MOREHEAD CITY — Area schools have begun receiving personal protective equipment and other safety supplies in preparation for the opening of the 2020-21 school year.
The protective gear is part of a larger plan being developed by Carteret County education officials for the reopening of schools Monday, Aug. 17, in the midst of the novel coronavirus pandemic. However, county and state education leaders must wait until later in the month for a decision from Gov. Roy Cooper as to what the reopening will look like.
In the meantime, Superintendent Dr. Rob Jackson, who started his position July 1, is working with school system leaders on the development of three possible scenarios for reopening.
“Developing a strategic re-entry plan that takes into account the health and safety of our students and staff members is vital,” Dr. Jackson said in a press release issued Wednesday. “We, as a school system, want to continue to provide our students with a high-quality education and we know that can be accomplished with careful planning.”
Gov. Cooper has asked all schools systems to plan three different scenarios for reopening, with no final decision expected until at least Friday, July 17. He was originally scheduled to make a decision July 1, but delayed.
The three scenarios include Plan A, in which all students will be present at school with social distancing precautions in place.
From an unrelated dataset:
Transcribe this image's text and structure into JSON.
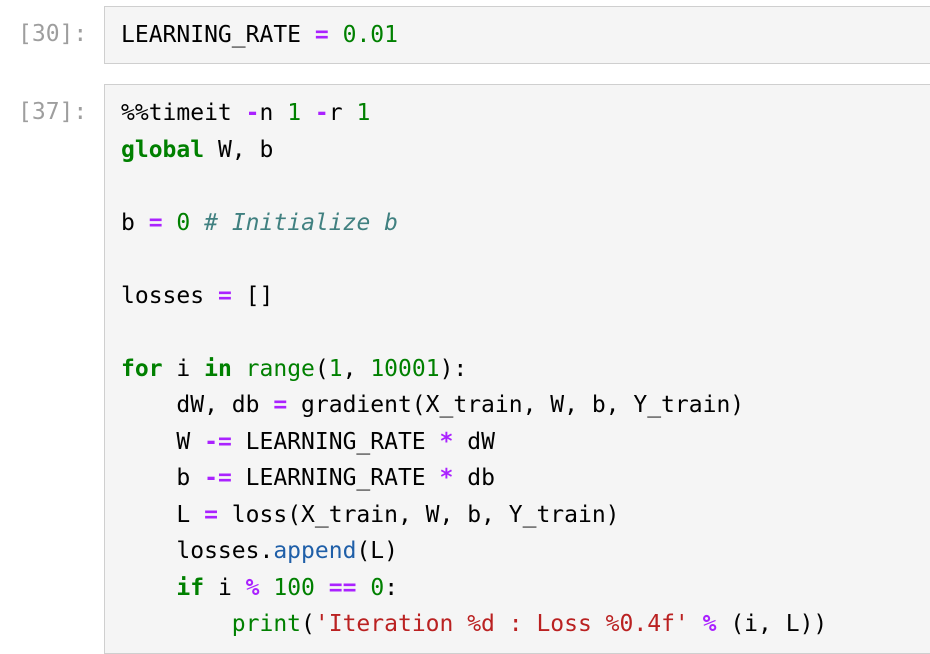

Plan B would involve 50% or less of the student body present with social distancing precautions, while Plan C is based on all students participating in remote learning only.
Dr. Jackson has created school committees to work on reopening plans based on seven key areas he wants to see addressed. The seven areas are student/staff health and well being, instructional delivery and curriculum, athletics and extracurricular activities, transportation, facility maintenance, child nutrition and communication and stakeholder engagement.
Principals chair the seven committees, which also include teachers, assistant principals, custodians, cafeteria managers and others.
“While there are school systems that have already shared their reentry plans,” Dr. Jackson said, “please note that we are not behind. Our school system has been planning and is continuing to plan for the coming school year. We are working with what I consider a living document and we want to include the latest and most current information.”
Dr. Jackson said he wants to have the school system’s reopening plans ready by Thursday, July 30.
“Our ultimate goal is to be as prepared as possible with a well-vetted, solid plan that will ensure the safety of our students and staff as we begin the coming school year,” Dr. Jackson said.
As for the personal protective gear now being placed in schools, Dr. Jackson said much of it is being provided through a partnership with Carteret County commissioners, emergency management and the Federal Emergency Management Agency.
The school system has ordered 47,000 cloth face coverings for students and staff, 50,000 pairs of disposable gloves, 18,000 bottles of hand sanitizer and 10,000 bottles of disinfectant.
The district has already received thermometers, surgical masks, face shields and disposable gowns from the state, and Dr. Jackson said the school system has also ordered thermal temperature detection units for schools.
At Morehead City Elementary School, Principal Anna Brooks said Wednesday she appreciated getting equipment to prepare for the return of students and employees. She has already stacked items such as thermal detection units, disposable gowns, face shields and facemasks in the school’s health room.
“It’s nice to have these things in place in case we need them,” Ms. Brooks said.
She added that all support staff will be trained on how to use the equipment.
“We only have a school nurse here twice a week so our staff also performs many health duties,” she said. “It’s a lot for one nurse. We are working on having a strong protocol (in) place if we have a child running a temperature. This will take a team effort.”
Dr. Jackson agreed it will be a team effort to get schools opened and health and safety must be the top priority.
“While remote instruction can be effective for students, it is my belief that face-to-face instruction that allows teachers and staff members to build relationships with students is the most effective,” he said. “We want our students back in our buildings, but we must plan for all three of the state’s scenarios and follow the guidelines issued to us. Above all, we want to do all that we can to protect our county’s students, school system employees and their families’ safety, health and well-being.”
Contact Cheryl Burke at 252-726-7081, ext. 255; email Cheryl@thenewstimes.com; or follow on Twitter @cherylccnt.